Improving radiotherapy in immunosuppressive microenvironments by targeting complement receptor C5aR1.
Beach C., MacLean D., Majorova D., Melemenidis S., Nambiar DK., Kim RK., Valbuena GN., Guglietta S., Krieg C., Darvish-Damavandi M., Suwa T., Easton A., Hillson LV., McCulloch AK., McMahon RK., Pennel K., Edwards J., O'Cathail SM., Roxburgh CS., Domingo E., Moon EJ., Jiang D., Jiang Y., Zhang Q., Koong AC., Woodruff TM., Graves EE., Maughan T., Buczacki SJ., Stucki M., Le Q-T., Leedham SJ., Giaccia AJ., Olcina MM.

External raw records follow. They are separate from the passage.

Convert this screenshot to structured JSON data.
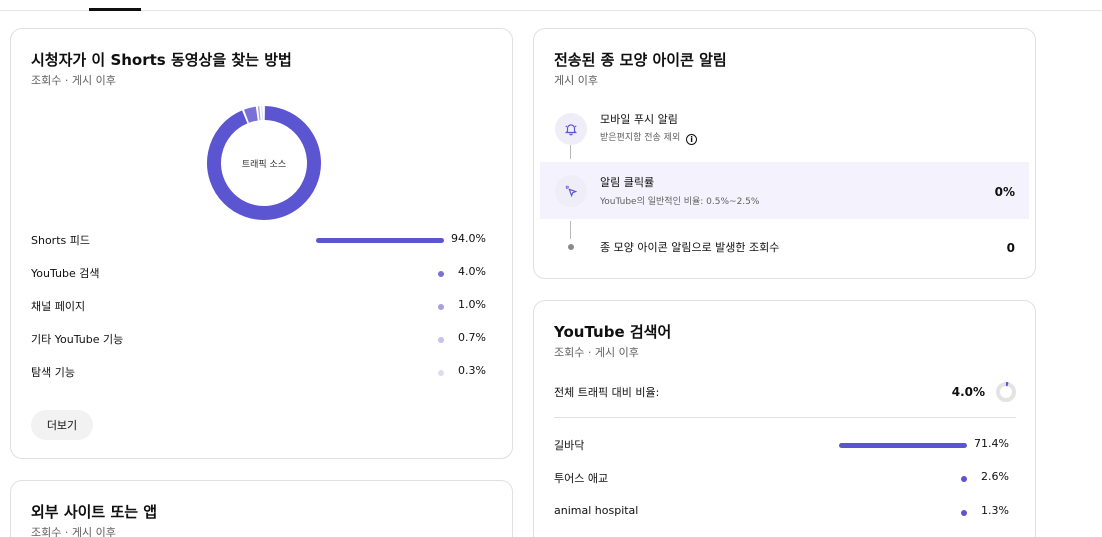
{
  "traffic_card": {
    "title": "시청자가 이 Shorts 동영상을 찾는 방법",
    "subtitle": "조회수 · 게시 이후",
    "donut_center": "트래픽 소스",
    "sources": [
      {
        "label": "Shorts 피드",
        "pct": "94.0%",
        "value": 94.0,
        "color": "#5c55d1"
      },
      {
        "label": "YouTube 검색",
        "pct": "4.0%",
        "value": 4.0,
        "color": "#7a70d6"
      },
      {
        "label": "채널 페이지",
        "pct": "1.0%",
        "value": 1.0,
        "color": "#a49fe0"
      },
      {
        "label": "기타 YouTube 기능",
        "pct": "0.7%",
        "value": 0.7,
        "color": "#c5c1ec"
      },
      {
        "label": "탐색 기능",
        "pct": "0.3%",
        "value": 0.3,
        "color": "#dddbf2"
      }
    ],
    "more_label": "더보기"
  },
  "external_card": {
    "title": "외부 사이트 또는 앱",
    "subtitle": "조회수 · 게시 이후"
  },
  "bell_card": {
    "title": "전송된 종 모양 아이콘 알림",
    "subtitle": "게시 이후",
    "steps": [
      {
        "title": "모바일 푸시 알림",
        "sub": "받은편지함 전송 제외",
        "info_icon": "info-icon",
        "value": ""
      },
      {
        "title": "알림 클릭률",
        "sub": "YouTube의 일반적인 비율: 0.5%~2.5%",
        "value": "0%"
      },
      {
        "title": "종 모양 아이콘 알림으로 발생한 조회수",
        "sub": "",
        "value": "0"
      }
    ]
  },
  "search_card": {
    "title": "YouTube 검색어",
    "subtitle": "조회수 · 게시 이후",
    "total_label": "전체 트래픽 대비 비율:",
    "total_pct": "4.0%",
    "total_value": 4.0,
    "terms": [
      {
        "label": "길바닥",
        "pct": "71.4%",
        "value": 71.4
      },
      {
        "label": "투어스 애교",
        "pct": "2.6%",
        "value": 2.6
      },
      {
        "label": "animal hospital",
        "pct": "1.3%",
        "value": 1.3
      }
    ],
    "accent": "#5c55d1"
  }
}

An immunosuppressive microenvironment causes poor tumor T cell infiltration and is associated with reduced patient overall survival in colorectal cancer. How to improve treatment responses in these tumors is still a challenge. Using an integrated screening approach to identify cancer-specific vulnerabilities, we identified complement receptor C5aR1 as a druggable target, which when inhibited improved radiotherapy, even in tumors displaying immunosuppressive features and poor CD8+ T cell infiltration. While C5aR1 is well-known for its role in the immune compartment, we found that C5aR1 is also robustly expressed on malignant epithelial cells, highlighting potential tumor cell-specific functions. C5aR1 targeting resulted in increased NF-κB-dependent apoptosis specifically in tumors and not normal tissues, indicating that, in malignant cells, C5aR1 primarily regulated cell fate. Collectively, these data revealed that increased complement gene expression is part of the stress response mounted by irradiated tumors and that targeting C5aR1 could improve radiotherapy, even in tumors displaying immunosuppressive features.